### Your assignment
Please write out the data below once more, exactly as it stands.

Items from a data source
----

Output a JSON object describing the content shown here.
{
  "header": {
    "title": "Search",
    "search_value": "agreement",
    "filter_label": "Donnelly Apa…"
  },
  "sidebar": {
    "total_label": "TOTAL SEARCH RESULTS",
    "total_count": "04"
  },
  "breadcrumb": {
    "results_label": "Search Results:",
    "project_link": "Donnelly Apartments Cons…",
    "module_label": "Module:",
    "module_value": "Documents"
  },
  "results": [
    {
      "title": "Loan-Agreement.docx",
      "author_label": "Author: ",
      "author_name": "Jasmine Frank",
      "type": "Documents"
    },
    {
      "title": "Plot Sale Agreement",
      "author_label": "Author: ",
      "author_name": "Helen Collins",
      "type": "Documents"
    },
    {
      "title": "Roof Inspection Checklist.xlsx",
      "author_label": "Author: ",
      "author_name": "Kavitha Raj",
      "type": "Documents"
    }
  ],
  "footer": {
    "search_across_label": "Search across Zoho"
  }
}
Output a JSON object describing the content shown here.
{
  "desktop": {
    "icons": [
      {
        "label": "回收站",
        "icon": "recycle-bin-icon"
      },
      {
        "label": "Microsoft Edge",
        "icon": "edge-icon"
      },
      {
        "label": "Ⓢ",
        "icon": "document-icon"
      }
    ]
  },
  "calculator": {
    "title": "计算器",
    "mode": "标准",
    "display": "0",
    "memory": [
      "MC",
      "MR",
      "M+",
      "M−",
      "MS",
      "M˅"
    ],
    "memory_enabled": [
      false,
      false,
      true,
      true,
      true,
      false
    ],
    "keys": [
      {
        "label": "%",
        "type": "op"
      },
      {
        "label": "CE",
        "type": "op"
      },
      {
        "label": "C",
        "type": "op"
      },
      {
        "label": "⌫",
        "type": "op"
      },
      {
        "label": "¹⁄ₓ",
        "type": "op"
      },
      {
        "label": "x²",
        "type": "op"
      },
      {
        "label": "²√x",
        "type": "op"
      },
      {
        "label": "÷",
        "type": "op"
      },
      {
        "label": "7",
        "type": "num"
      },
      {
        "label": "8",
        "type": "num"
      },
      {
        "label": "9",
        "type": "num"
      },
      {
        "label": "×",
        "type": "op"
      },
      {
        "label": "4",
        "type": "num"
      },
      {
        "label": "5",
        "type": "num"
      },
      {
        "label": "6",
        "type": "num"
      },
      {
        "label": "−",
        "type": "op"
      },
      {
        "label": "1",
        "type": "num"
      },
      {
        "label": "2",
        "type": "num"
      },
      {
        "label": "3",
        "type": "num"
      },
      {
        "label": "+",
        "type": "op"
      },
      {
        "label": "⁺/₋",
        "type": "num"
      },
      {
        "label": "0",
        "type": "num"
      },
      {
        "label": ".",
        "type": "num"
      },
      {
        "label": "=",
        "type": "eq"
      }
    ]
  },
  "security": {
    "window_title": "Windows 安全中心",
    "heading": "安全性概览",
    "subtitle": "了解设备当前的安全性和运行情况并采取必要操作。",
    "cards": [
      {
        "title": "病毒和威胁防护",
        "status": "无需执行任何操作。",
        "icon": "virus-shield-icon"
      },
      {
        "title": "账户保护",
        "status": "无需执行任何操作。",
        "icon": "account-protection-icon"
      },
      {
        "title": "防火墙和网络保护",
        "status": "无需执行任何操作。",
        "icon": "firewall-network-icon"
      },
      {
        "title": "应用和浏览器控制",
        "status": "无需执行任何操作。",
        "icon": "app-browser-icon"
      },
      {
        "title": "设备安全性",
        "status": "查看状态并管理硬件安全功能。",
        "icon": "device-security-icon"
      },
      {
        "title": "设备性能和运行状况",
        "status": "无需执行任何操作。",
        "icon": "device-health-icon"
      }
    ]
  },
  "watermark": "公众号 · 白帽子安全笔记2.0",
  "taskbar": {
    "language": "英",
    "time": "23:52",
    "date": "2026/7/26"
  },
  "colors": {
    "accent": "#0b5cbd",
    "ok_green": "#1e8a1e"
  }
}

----

### Answer to this problem
Output a JSON object describing the content shown here.
{
  "header": {
    "title": "Search",
    "search_value": "agreement",
    "filter_label": "Donnelly Apa…"
  },
  "sidebar": {
    "total_label": "TOTAL SEARCH RESULTS",
    "total_count": "04"
  },
  "breadcrumb": {
    "results_label": "Search Results:",
    "project_link": "Donnelly Apartments Cons…",
    "module_label": "Module:",
    "module_value": "Documents"
  },
  "results": [
    {
      "title": "Loan-Agreement.docx",
      "author_label": "Author: ",
      "author_name": "Jasmine Frank",
      "type": "Documents"
    },
    {
      "title": "Plot Sale Agreement",
      "author_label": "Author: ",
      "author_name": "Helen Collins",
      "type": "Documents"
    },
    {
      "title": "Roof Inspection Checklist.xlsx",
      "author_label": "Author: ",
      "author_name": "Kavitha Raj",
      "type": "Documents"
    }
  ],
  "footer": {
    "search_across_label": "Search across Zoho"
  }
}
Output a JSON object describing the content shown here.
{
  "desktop": {
    "icons": [
      {
        "label": "回收站",
        "icon": "recycle-bin-icon"
      },
      {
        "label": "Microsoft Edge",
        "icon": "edge-icon"
      },
      {
        "label": "Ⓢ",
        "icon": "document-icon"
      }
    ]
  },
  "calculator": {
    "title": "计算器",
    "mode": "标准",
    "display": "0",
    "memory": [
      "MC",
      "MR",
      "M+",
      "M−",
      "MS",
      "M˅"
    ],
    "memory_enabled": [
      false,
      false,
      true,
      true,
      true,
      false
    ],
    "keys": [
      {
        "label": "%",
        "type": "op"
      },
      {
        "label": "CE",
        "type": "op"
      },
      {
        "label": "C",
        "type": "op"
      },
      {
        "label": "⌫",
        "type": "op"
      },
      {
        "label": "¹⁄ₓ",
        "type": "op"
      },
      {
        "label": "x²",
        "type": "op"
      },
      {
        "label": "²√x",
        "type": "op"
      },
      {
        "label": "÷",
        "type": "op"
      },
      {
        "label": "7",
        "type": "num"
      },
      {
        "label": "8",
        "type": "num"
      },
      {
        "label": "9",
        "type": "num"
      },
      {
        "label": "×",
        "type": "op"
      },
      {
        "label": "4",
        "type": "num"
      },
      {
        "label": "5",
        "type": "num"
      },
      {
        "label": "6",
        "type": "num"
      },
      {
        "label": "−",
        "type": "op"
      },
      {
        "label": "1",
        "type": "num"
      },
      {
        "label": "2",
        "type": "num"
      },
      {
        "label": "3",
        "type": "num"
      },
      {
        "label": "+",
        "type": "op"
      },
      {
        "label": "⁺/₋",
        "type": "num"
      },
      {
        "label": "0",
        "type": "num"
      },
      {
        "label": ".",
        "type": "num"
      },
      {
        "label": "=",
        "type": "eq"
      }
    ]
  },
  "security": {
    "window_title": "Windows 安全中心",
    "heading": "安全性概览",
    "subtitle": "了解设备当前的安全性和运行情况并采取必要操作。",
    "cards": [
      {
        "title": "病毒和威胁防护",
        "status": "无需执行任何操作。",
        "icon": "virus-shield-icon"
      },
      {
        "title": "账户保护",
        "status": "无需执行任何操作。",
        "icon": "account-protection-icon"
      },
      {
        "title": "防火墙和网络保护",
        "status": "无需执行任何操作。",
        "icon": "firewall-network-icon"
      },
      {
        "title": "应用和浏览器控制",
        "status": "无需执行任何操作。",
        "icon": "app-browser-icon"
      },
      {
        "title": "设备安全性",
        "status": "查看状态并管理硬件安全功能。",
        "icon": "device-security-icon"
      },
      {
        "title": "设备性能和运行状况",
        "status": "无需执行任何操作。",
        "icon": "device-health-icon"
      }
    ]
  },
  "watermark": "公众号 · 白帽子安全笔记2.0",
  "taskbar": {
    "language": "英",
    "time": "23:52",
    "date": "2026/7/26"
  },
  "colors": {
    "accent": "#0b5cbd",
    "ok_green": "#1e8a1e"
  }
}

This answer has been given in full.